**TASK GOAL**
Show only those lines of the entries where the string "TraX" is found.

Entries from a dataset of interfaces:
++++++
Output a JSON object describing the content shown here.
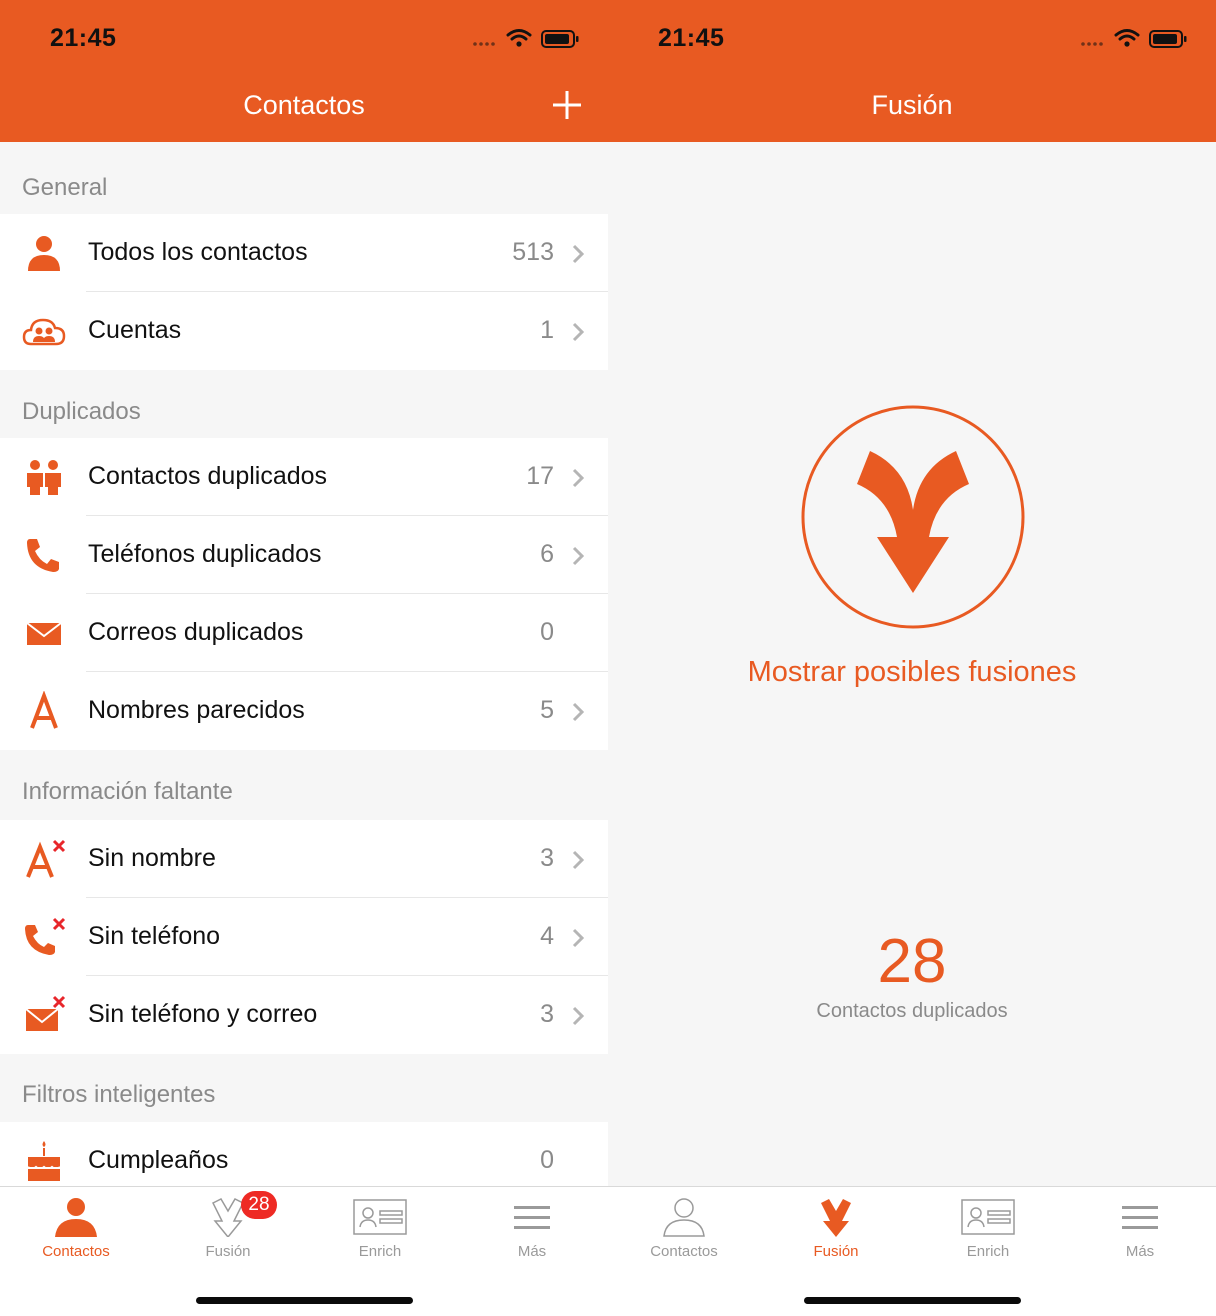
{
  "colors": {
    "accent": "#e85a22",
    "badge": "#ee2a24",
    "muted": "#9a9a9a"
  },
  "status_bar": {
    "time": "21:45"
  },
  "left": {
    "title": "Contactos",
    "sections": [
      {
        "label": "General"
      },
      {
        "label": "Duplicados"
      },
      {
        "label": "Información faltante"
      },
      {
        "label": "Filtros inteligentes"
      }
    ],
    "rows": [
      {
        "label": "Todos los contactos",
        "count": "513",
        "icon": "person-icon"
      },
      {
        "label": "Cuentas",
        "count": "1",
        "icon": "cloud-people-icon"
      },
      {
        "label": "Contactos duplicados",
        "count": "17",
        "icon": "two-people-icon"
      },
      {
        "label": "Teléfonos duplicados",
        "count": "6",
        "icon": "phone-icon"
      },
      {
        "label": "Correos duplicados",
        "count": "0",
        "icon": "envelope-icon"
      },
      {
        "label": "Nombres parecidos",
        "count": "5",
        "icon": "letter-a-icon"
      },
      {
        "label": "Sin nombre",
        "count": "3",
        "icon": "letter-a-x-icon"
      },
      {
        "label": "Sin teléfono",
        "count": "4",
        "icon": "phone-x-icon"
      },
      {
        "label": "Sin teléfono y correo",
        "count": "3",
        "icon": "envelope-x-icon"
      },
      {
        "label": "Cumpleaños",
        "count": "0",
        "icon": "cake-icon"
      }
    ],
    "badge_count": "28"
  },
  "right": {
    "title": "Fusión",
    "action_label": "Mostrar posibles fusiones",
    "duplicate_count": "28",
    "duplicate_label": "Contactos duplicados"
  },
  "tabs": [
    {
      "label": "Contactos",
      "icon": "person-icon"
    },
    {
      "label": "Fusión",
      "icon": "merge-arrow-icon"
    },
    {
      "label": "Enrich",
      "icon": "id-card-icon"
    },
    {
      "label": "Más",
      "icon": "menu-icon"
    }
  ]
}
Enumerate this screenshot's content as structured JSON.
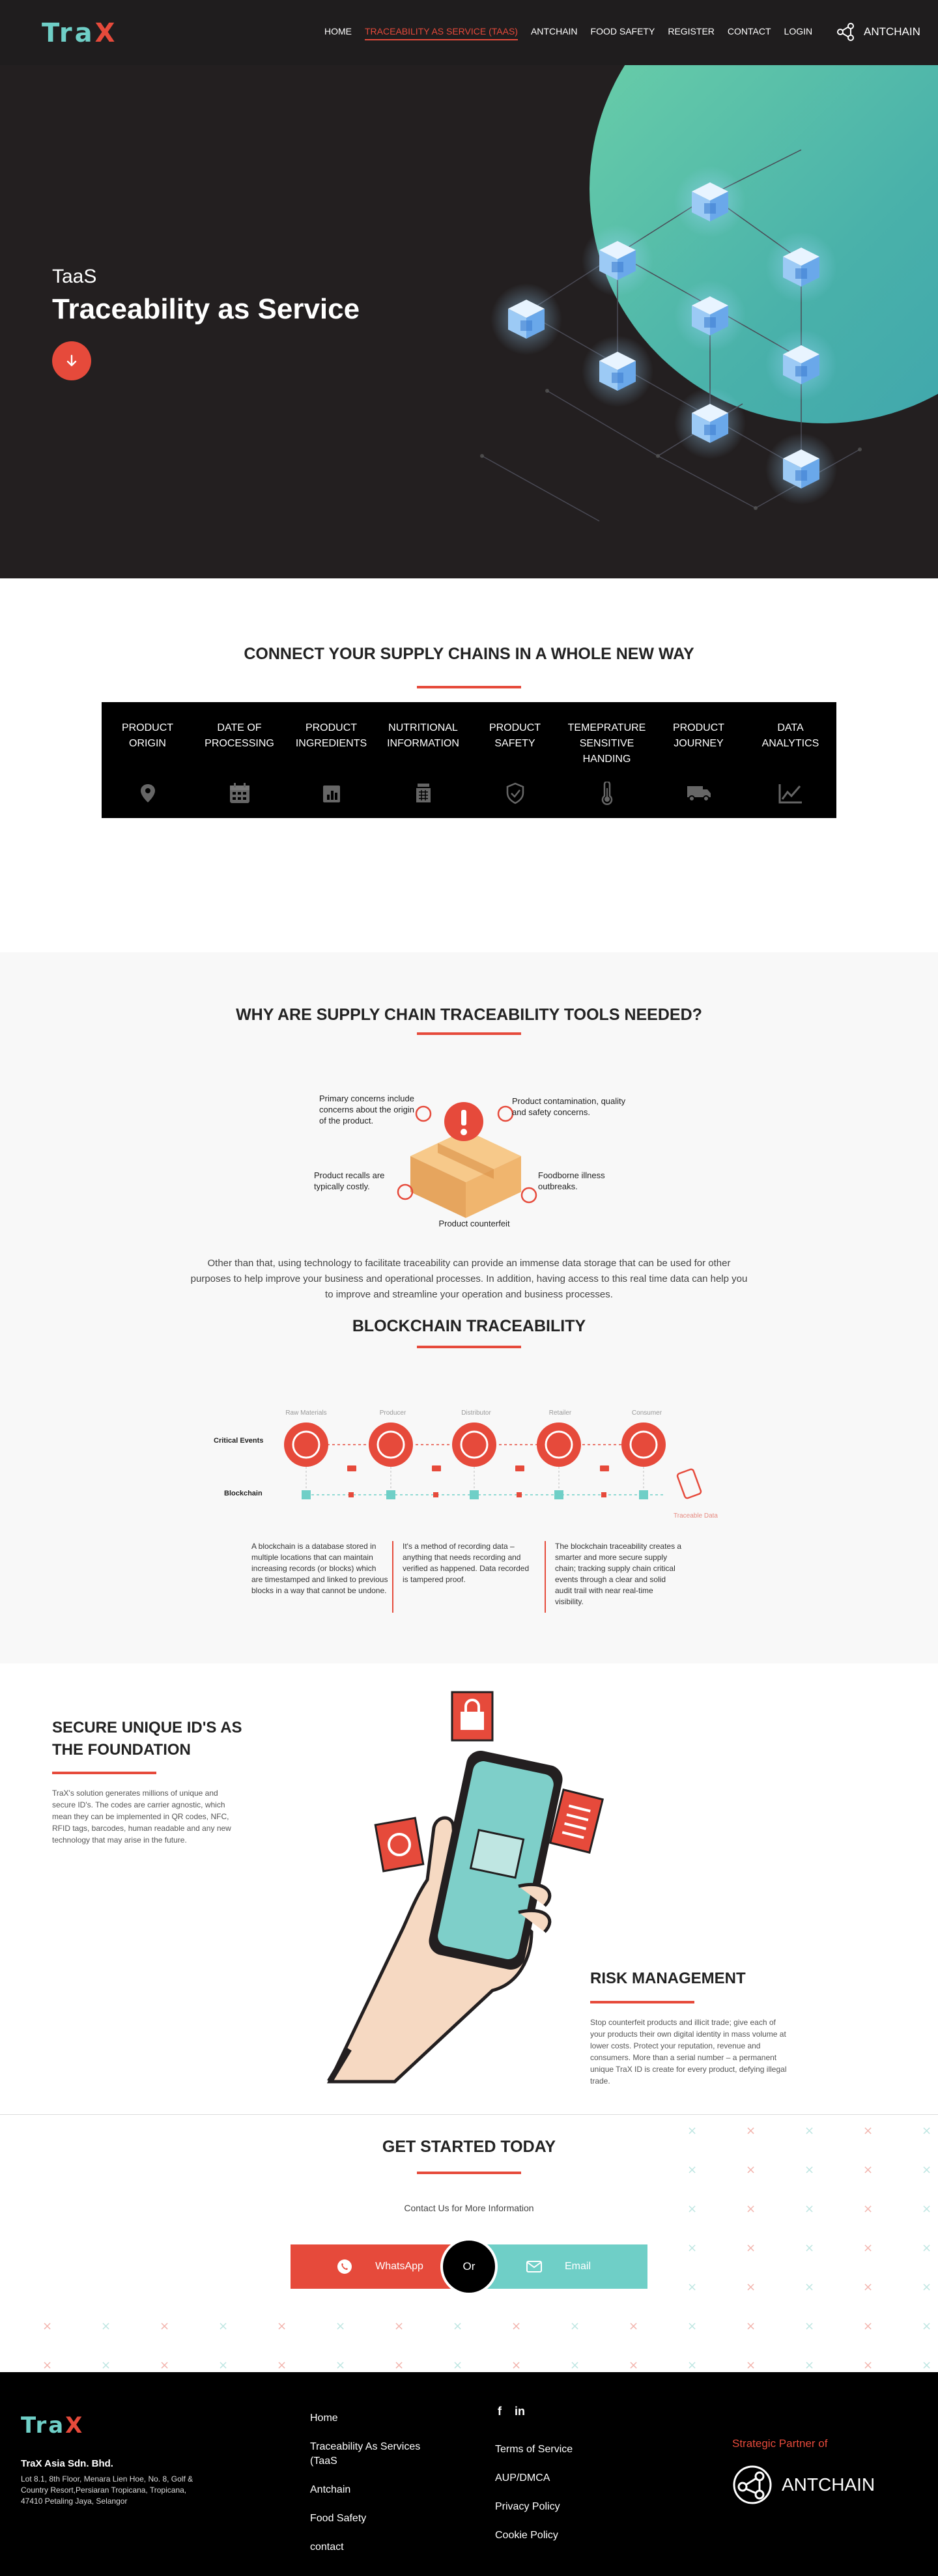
{
  "nav": {
    "logo": "TraX",
    "links": [
      "HOME",
      "TRACEABILITY AS SERVICE (TAAS)",
      "ANTCHAIN",
      "FOOD SAFETY",
      "REGISTER",
      "CONTACT",
      "LOGIN"
    ],
    "active_index": 1,
    "partner_brand": "ANTCHAIN"
  },
  "hero": {
    "subtitle": "TaaS",
    "title": "Traceability as Service",
    "scroll_icon": "arrow-down-icon"
  },
  "connect": {
    "title": "CONNECT YOUR SUPPLY CHAINS IN A WHOLE NEW WAY",
    "features": [
      {
        "label": "PRODUCT ORIGIN",
        "icon": "location-pin-icon"
      },
      {
        "label": "DATE OF PROCESSING",
        "icon": "calendar-icon"
      },
      {
        "label": "PRODUCT INGREDIENTS",
        "icon": "ingredients-chart-icon"
      },
      {
        "label": "NUTRITIONAL INFORMATION",
        "icon": "nutrition-jar-icon"
      },
      {
        "label": "PRODUCT SAFETY",
        "icon": "shield-check-icon"
      },
      {
        "label": "TEMEPRATURE SENSITIVE HANDING",
        "icon": "thermometer-icon"
      },
      {
        "label": "PRODUCT JOURNEY",
        "icon": "truck-icon"
      },
      {
        "label": "DATA ANALYTICS",
        "icon": "line-chart-icon"
      }
    ]
  },
  "why": {
    "title": "WHY ARE SUPPLY CHAIN TRACEABILITY TOOLS NEEDED?",
    "concerns": {
      "origin": "Primary concerns include concerns about the origin of the product.",
      "contamination": "Product contamination, quality and safety concerns.",
      "recalls": "Product recalls are typically costly.",
      "foodborne": "Foodborne illness outbreaks.",
      "counterfeit": "Product counterfeit"
    },
    "paragraph": "Other than that, using technology to facilitate traceability can provide an immense data storage that can be used for other purposes to help improve your business and operational processes. In addition, having access to this real time data can help you to improve and streamline your operation and business processes."
  },
  "blockchain": {
    "title": "BLOCKCHAIN TRACEABILITY",
    "row_labels": {
      "events": "Critical Events",
      "chain": "Blockchain"
    },
    "stages": [
      "Raw Materials",
      "Producer",
      "Distributor",
      "Retailer",
      "Consumer"
    ],
    "end_label": "Traceable Data",
    "columns": [
      "A blockchain is a database stored in multiple locations that can maintain increasing records (or blocks) which are timestamped and linked to previous blocks in a way that cannot be undone.",
      "It's a method of recording data – anything that needs recording and verified as happened. Data recorded is tampered proof.",
      "The blockchain traceability creates a smarter and more secure supply chain; tracking supply chain critical events through a clear and solid audit trail with near real-time visibility."
    ]
  },
  "secure": {
    "title": "SECURE UNIQUE ID'S AS THE FOUNDATION",
    "text": "TraX's solution generates millions of unique and secure ID's. The codes are carrier agnostic, which mean they can be implemented in QR codes, NFC, RFID tags, barcodes, human readable and any new technology that may arise in the future.",
    "risk_title": "RISK MANAGEMENT",
    "risk_text": "Stop counterfeit products and illicit trade; give each of your products their own digital identity in mass volume at lower costs. Protect your reputation, revenue and consumers. More than a serial number – a permanent unique TraX ID is create for every product, defying illegal trade."
  },
  "get_started": {
    "title": "GET STARTED TODAY",
    "contact_text": "Contact Us for More Information",
    "whatsapp_label": "WhatsApp",
    "or_label": "Or",
    "email_label": "Email"
  },
  "footer": {
    "logo": "TraX",
    "company": "TraX Asia Sdn. Bhd.",
    "address": "Lot 8.1, 8th Floor, Menara Lien Hoe, No. 8, Golf & Country Resort,Persiaran Tropicana, Tropicana, 47410 Petaling Jaya, Selangor",
    "col1": [
      "Home",
      "Traceability As Services (TaaS",
      "Antchain",
      "Food Safety",
      "contact"
    ],
    "col2": [
      "Terms of Service",
      "AUP/DMCA",
      "Privacy Policy",
      "Cookie Policy"
    ],
    "social": [
      "f",
      "in"
    ],
    "partner_label": "Strategic Partner of",
    "partner_name": "ANTCHAIN"
  },
  "colors": {
    "accent_red": "#e64a3b",
    "accent_teal": "#6fcfc7",
    "dark_bg": "#231f20"
  }
}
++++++
**EXERCISE SOLUTION**
    "logo": "TraX",
    "text": "TraX's solution generates millions of unique and secure ID's. The codes are carrier agnostic, which mean they can be implemented in QR codes, NFC, RFID tags, barcodes, human readable and any new technology that may arise in the future.",
    "risk_text": "Stop counterfeit products and illicit trade; give each of your products their own digital identity in mass volume at lower costs. Protect your reputation, revenue and consumers. More than a serial number – a permanent unique TraX ID is create for every product, defying illegal trade."
    "logo": "TraX",
    "company": "TraX Asia Sdn. Bhd.",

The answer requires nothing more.